Edward A. Green, a freeman, became one of the first African Americans to settle in Champaign County in 1856. Born in North Carolina, he moved to West Urbana (now Champaign) from Union County, Ohio, with his first wife, Georgia Anne, and daughters, Anna A. and Florence E. Green. A carpenter by trade, in 1858 he began purchasing parcels of land throughout what would become Champaign and into northwestern Urbana, ending up with approximately 14 lots. Six lots were located in Urbana between Wright and Goodwin Streets, along Eads and Champaign (now Vine) Streets.


Social and Religious Life

St. Luke Christian Methodist Episcopal (C.M.E.) Church

Located at 809 N. Fifth Street in Champaign, St. Luke C.M.E. Church was established in 1901, making it the third-oldest historically African American congregation in Champaign County. Originally located on Eads Street in Urbana and called St. Luke Tabernacle Colored Methodist Episcopal Church, it was renamed in 1954 to Christian Methodist Episcopal. The church moved to its current location in 1914.


Frederick Douglass’ Visit to Champaign

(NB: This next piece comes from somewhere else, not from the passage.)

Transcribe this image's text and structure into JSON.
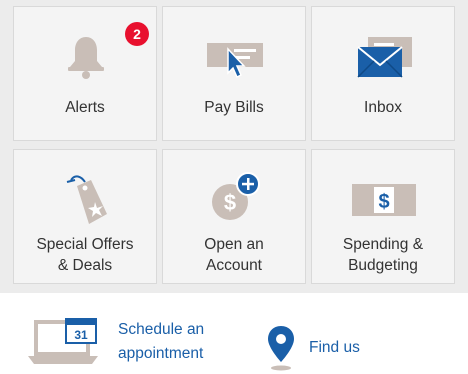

Frederick Douglass visited Champaign on February 15, 1869, at Barrett Hall, located above what was Henry Swannell's Drug Store, now One Main Plaza. His topic was Self-Made Men. It was reported that, “His wit was keen and sparkling, his humor dry and effective, and his logic and argument as clear as that of the most polished orator in the land.” Champaign County Gazette, February 17, 1869, page 1